members of the Lacanhá subgroup lived close to each other
and visited each other often, but in general, the Lacandones lived
secluded from other families. The Lacandones of the Jatate
subgroup had a chronically shortage of marriageable woman for
years. Each man feared for losing his wife to another man. For
that reason the woman stayed home when the men would meet each
other in the forest.
has always been very important, moving to another house occurred
commonly. The most important reason for this was the shifting of
the Lacandones still think mobility is very important, although
several families live together in the mentioned communities. The
life of the Lacandones turns on the household. A household exists
of the man, his wives, unmarried children, married daughters, son
in laws and one of the grandparents if the other has died. The man
is the head of the family.
parents and their small children live together in a home that
consists out of one room. Boys and bachelor man sleep in a
separate hut, just like their older sisters. The average number of
children in a household is decreasing. Young families have an
average of 1,6 children, while their parents had an average of 3,8
children and their grandparents even 9,6 children.
are two other huts near the home. One of these huts contains the
kitchen; the other is being used for storage of food.
a household has its own
(private land), but this land can also be shared with several
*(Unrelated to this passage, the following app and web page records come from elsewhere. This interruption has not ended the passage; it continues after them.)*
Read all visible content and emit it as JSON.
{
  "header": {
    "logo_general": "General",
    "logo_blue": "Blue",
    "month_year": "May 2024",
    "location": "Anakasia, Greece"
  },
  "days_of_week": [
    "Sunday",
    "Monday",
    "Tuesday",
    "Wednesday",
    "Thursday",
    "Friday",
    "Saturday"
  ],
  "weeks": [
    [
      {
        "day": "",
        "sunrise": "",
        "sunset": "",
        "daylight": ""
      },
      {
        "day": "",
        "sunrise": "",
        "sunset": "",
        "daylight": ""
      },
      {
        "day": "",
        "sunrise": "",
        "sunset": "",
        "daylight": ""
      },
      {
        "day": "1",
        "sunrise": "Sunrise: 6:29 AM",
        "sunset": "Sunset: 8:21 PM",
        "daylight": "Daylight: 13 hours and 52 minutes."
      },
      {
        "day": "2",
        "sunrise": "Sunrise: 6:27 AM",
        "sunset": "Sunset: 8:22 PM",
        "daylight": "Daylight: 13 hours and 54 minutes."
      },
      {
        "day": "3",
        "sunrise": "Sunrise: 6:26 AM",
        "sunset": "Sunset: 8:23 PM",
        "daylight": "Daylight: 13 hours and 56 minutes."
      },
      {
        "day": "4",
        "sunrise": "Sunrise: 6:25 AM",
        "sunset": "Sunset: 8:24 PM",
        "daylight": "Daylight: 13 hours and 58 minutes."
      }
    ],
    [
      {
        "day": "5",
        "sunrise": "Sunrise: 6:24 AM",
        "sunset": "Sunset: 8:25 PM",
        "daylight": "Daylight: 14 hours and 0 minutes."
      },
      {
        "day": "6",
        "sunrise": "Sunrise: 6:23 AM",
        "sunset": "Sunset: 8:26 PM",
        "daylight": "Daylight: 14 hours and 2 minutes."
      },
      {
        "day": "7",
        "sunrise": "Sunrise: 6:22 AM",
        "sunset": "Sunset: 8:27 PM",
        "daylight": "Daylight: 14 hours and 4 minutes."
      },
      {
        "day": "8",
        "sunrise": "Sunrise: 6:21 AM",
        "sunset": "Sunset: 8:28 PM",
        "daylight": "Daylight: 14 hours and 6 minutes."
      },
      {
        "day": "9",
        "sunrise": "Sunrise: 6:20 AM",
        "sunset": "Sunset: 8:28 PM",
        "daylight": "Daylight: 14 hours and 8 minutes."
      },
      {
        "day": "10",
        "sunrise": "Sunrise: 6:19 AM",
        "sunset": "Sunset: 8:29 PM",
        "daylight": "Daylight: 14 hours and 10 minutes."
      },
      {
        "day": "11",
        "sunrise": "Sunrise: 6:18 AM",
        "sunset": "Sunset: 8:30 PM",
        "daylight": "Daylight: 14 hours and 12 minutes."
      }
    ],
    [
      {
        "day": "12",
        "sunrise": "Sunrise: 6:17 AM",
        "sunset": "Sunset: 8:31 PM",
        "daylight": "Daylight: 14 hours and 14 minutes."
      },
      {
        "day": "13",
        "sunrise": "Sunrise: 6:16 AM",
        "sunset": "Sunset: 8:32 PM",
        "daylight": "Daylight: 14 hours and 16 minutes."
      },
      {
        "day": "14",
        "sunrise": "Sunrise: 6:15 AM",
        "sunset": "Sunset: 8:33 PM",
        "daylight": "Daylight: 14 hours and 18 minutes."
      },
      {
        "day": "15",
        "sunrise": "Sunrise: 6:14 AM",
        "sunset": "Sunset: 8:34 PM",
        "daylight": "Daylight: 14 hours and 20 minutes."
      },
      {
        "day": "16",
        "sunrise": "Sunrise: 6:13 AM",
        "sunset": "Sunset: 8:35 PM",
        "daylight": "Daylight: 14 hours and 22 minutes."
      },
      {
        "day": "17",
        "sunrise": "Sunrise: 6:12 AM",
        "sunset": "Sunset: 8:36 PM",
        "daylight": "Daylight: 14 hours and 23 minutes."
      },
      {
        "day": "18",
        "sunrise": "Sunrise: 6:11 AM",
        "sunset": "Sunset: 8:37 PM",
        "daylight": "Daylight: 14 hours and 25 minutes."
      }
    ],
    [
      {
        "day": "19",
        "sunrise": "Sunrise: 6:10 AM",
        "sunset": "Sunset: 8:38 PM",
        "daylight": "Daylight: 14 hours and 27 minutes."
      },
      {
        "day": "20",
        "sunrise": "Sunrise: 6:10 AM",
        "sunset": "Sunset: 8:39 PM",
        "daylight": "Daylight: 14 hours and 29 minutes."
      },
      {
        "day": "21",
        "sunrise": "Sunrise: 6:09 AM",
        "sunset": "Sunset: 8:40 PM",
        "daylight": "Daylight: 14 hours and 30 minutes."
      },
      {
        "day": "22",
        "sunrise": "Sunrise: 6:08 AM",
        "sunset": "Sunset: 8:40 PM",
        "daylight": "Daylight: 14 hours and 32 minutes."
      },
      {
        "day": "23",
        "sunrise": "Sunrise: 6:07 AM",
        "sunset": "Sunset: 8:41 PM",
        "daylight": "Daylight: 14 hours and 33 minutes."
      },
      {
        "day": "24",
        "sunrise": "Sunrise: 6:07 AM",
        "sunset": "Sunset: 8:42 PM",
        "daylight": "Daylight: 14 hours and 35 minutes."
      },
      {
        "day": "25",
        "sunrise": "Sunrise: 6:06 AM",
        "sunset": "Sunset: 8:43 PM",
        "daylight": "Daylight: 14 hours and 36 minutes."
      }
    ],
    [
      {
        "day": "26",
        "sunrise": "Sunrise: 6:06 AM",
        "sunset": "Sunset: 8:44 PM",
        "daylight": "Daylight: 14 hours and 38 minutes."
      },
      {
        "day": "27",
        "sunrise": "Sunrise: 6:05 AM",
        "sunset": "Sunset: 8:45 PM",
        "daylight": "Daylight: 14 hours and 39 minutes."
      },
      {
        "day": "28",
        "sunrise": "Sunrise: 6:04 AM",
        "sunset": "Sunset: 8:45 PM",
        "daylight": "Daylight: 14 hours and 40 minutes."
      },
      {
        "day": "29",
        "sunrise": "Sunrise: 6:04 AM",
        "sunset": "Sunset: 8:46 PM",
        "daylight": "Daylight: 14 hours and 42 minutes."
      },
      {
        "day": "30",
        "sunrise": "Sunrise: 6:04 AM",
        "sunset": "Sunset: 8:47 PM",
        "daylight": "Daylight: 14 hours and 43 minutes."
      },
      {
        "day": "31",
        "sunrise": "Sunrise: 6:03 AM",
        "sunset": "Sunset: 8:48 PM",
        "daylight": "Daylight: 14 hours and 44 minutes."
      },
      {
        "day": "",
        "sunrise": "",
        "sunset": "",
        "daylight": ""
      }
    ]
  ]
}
households. Families that share such a caribal, seems to be close
relatives. The distance between some caribals can be several days
traditional Lacandon home (nah) has a thatched roof of
about ten meters wide and is made from palm leaves (kun),
because of the round endings the home becomes about three meters
longer. The home of the southern Lacandones didn’t had any walls,
those of the northern did. The walls were made from rough boards
of balsa wood; in between there are many openings. The different
doorways are the only openings in the home. Dirt is used for the
floor and on both sides of the home you can find an open fireplace,
made from the three stones just like the Ancient Maya did. The
hammocks of majoua bark are near the fireplace. Calabash plates
are hanging on the beams of the roof and are used for storage of
their homemade cigars, hach k’uuts (‘Real Tobacco’),
The Lacandones are smoking cigars almost all day long.
modern Lacandon home has a floor of concrete and a roof of
corrugated iron, inside there are two or three rooms with several
hammocks, a table with chairs, a television and sometimes a video
traditional household haves its own yatoch k’un (‘godhouse’).
These are made on an open space in the forest, secluded from the
community. It is a ritual meeting spot where the religious objects
are stored. East of the yatoch k’un you can find a canoe
(the balché chem), which is specially made for the
preparation of the ritual balché.
A yatoch k’un is made from a thatched roof on poles without walls. It’s important that the entry is faced to the east, facing Yaxchilán. In the yatoch k’un humans and gods meet each other, the gods will sit between the humans while they are sacrificing and praying. It’s the place where ordinary objects become holy: incense transforms into tortillas and tamales transforms into meat, rubber dolls are sacrificed after being ritually made alive. Even the human voice transforms into a nasal melodic voice when people are speaking to the gods.